*WHAT IS REQUIRED*:
Copy all the lines of the listing below exactly. Skip the images.

++++ DATASET ++++

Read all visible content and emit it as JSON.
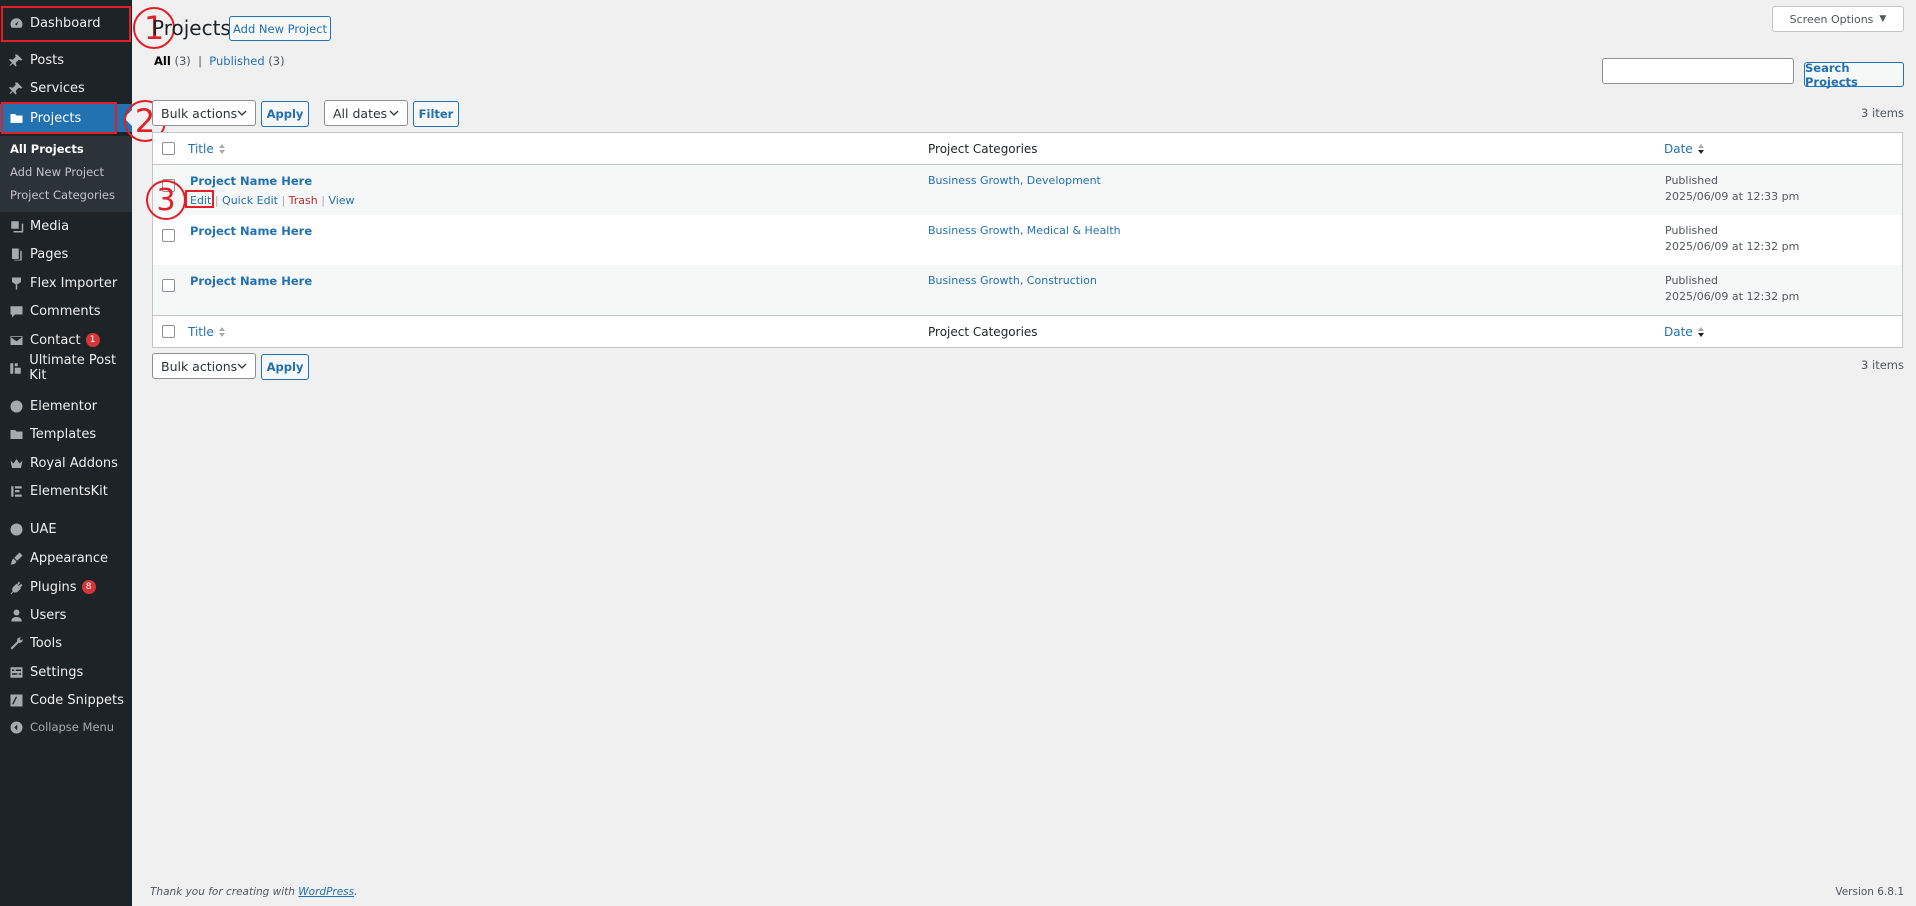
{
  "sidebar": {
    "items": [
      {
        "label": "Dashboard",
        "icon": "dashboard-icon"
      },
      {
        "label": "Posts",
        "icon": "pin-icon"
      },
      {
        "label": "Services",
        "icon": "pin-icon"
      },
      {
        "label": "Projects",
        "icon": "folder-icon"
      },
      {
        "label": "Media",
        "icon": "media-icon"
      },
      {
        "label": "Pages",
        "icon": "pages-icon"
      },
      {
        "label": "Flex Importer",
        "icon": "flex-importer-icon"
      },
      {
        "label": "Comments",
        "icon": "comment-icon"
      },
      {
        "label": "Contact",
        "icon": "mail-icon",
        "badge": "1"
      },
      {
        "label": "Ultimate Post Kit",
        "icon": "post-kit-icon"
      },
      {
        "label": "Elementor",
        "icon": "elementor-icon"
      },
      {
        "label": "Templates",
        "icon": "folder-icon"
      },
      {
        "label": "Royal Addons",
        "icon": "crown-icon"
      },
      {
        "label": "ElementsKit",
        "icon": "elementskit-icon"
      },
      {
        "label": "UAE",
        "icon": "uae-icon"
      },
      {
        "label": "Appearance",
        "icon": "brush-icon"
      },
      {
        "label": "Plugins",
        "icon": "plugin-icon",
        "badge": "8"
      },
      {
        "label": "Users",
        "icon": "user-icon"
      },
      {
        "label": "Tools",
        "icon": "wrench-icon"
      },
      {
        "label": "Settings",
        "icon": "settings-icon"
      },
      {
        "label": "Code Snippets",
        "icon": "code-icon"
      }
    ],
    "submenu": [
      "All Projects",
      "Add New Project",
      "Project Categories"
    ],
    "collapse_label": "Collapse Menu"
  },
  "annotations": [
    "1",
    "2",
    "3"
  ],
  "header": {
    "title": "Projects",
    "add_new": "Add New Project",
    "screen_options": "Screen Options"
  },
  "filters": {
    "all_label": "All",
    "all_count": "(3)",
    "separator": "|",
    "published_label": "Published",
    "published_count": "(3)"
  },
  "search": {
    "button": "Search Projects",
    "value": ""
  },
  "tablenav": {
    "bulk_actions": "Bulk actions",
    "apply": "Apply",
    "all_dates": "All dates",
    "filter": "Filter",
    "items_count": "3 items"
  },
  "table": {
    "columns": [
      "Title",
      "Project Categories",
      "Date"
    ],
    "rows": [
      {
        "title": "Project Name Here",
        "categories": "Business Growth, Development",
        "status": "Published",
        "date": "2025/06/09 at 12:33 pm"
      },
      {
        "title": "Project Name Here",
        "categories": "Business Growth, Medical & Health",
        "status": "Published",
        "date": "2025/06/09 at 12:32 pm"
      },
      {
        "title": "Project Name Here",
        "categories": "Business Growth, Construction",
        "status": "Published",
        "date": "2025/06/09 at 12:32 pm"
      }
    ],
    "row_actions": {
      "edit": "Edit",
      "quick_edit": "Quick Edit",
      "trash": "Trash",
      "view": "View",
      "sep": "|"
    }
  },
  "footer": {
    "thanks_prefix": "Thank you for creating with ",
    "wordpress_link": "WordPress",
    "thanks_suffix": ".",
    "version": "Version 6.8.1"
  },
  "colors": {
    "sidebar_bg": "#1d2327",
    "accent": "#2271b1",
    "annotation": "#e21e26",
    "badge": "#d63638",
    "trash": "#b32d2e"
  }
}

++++

*RESULT BELOW*:
Read all visible content and emit it as JSON.
{
  "sidebar": {
    "items": [
      {
        "label": "Dashboard",
        "icon": "dashboard-icon"
      },
      {
        "label": "Posts",
        "icon": "pin-icon"
      },
      {
        "label": "Services",
        "icon": "pin-icon"
      },
      {
        "label": "Projects",
        "icon": "folder-icon"
      },
      {
        "label": "Media",
        "icon": "media-icon"
      },
      {
        "label": "Pages",
        "icon": "pages-icon"
      },
      {
        "label": "Flex Importer",
        "icon": "flex-importer-icon"
      },
      {
        "label": "Comments",
        "icon": "comment-icon"
      },
      {
        "label": "Contact",
        "icon": "mail-icon",
        "badge": "1"
      },
      {
        "label": "Ultimate Post Kit",
        "icon": "post-kit-icon"
      },
      {
        "label": "Elementor",
        "icon": "elementor-icon"
      },
      {
        "label": "Templates",
        "icon": "folder-icon"
      },
      {
        "label": "Royal Addons",
        "icon": "crown-icon"
      },
      {
        "label": "ElementsKit",
        "icon": "elementskit-icon"
      },
      {
        "label": "UAE",
        "icon": "uae-icon"
      },
      {
        "label": "Appearance",
        "icon": "brush-icon"
      },
      {
        "label": "Plugins",
        "icon": "plugin-icon",
        "badge": "8"
      },
      {
        "label": "Users",
        "icon": "user-icon"
      },
      {
        "label": "Tools",
        "icon": "wrench-icon"
      },
      {
        "label": "Settings",
        "icon": "settings-icon"
      },
      {
        "label": "Code Snippets",
        "icon": "code-icon"
      }
    ],
    "submenu": [
      "All Projects",
      "Add New Project",
      "Project Categories"
    ],
    "collapse_label": "Collapse Menu"
  },
  "annotations": [
    "1",
    "2",
    "3"
  ],
  "header": {
    "title": "Projects",
    "add_new": "Add New Project",
    "screen_options": "Screen Options"
  },
  "filters": {
    "all_label": "All",
    "all_count": "(3)",
    "separator": "|",
    "published_label": "Published",
    "published_count": "(3)"
  },
  "search": {
    "button": "Search Projects",
    "value": ""
  },
  "tablenav": {
    "bulk_actions": "Bulk actions",
    "apply": "Apply",
    "all_dates": "All dates",
    "filter": "Filter",
    "items_count": "3 items"
  },
  "table": {
    "columns": [
      "Title",
      "Project Categories",
      "Date"
    ],
    "rows": [
      {
        "title": "Project Name Here",
        "categories": "Business Growth, Development",
        "status": "Published",
        "date": "2025/06/09 at 12:33 pm"
      },
      {
        "title": "Project Name Here",
        "categories": "Business Growth, Medical & Health",
        "status": "Published",
        "date": "2025/06/09 at 12:32 pm"
      },
      {
        "title": "Project Name Here",
        "categories": "Business Growth, Construction",
        "status": "Published",
        "date": "2025/06/09 at 12:32 pm"
      }
    ],
    "row_actions": {
      "edit": "Edit",
      "quick_edit": "Quick Edit",
      "trash": "Trash",
      "view": "View",
      "sep": "|"
    }
  },
  "footer": {
    "thanks_prefix": "Thank you for creating with ",
    "wordpress_link": "WordPress",
    "thanks_suffix": ".",
    "version": "Version 6.8.1"
  },
  "colors": {
    "sidebar_bg": "#1d2327",
    "accent": "#2271b1",
    "annotation": "#e21e26",
    "badge": "#d63638",
    "trash": "#b32d2e"
  }
}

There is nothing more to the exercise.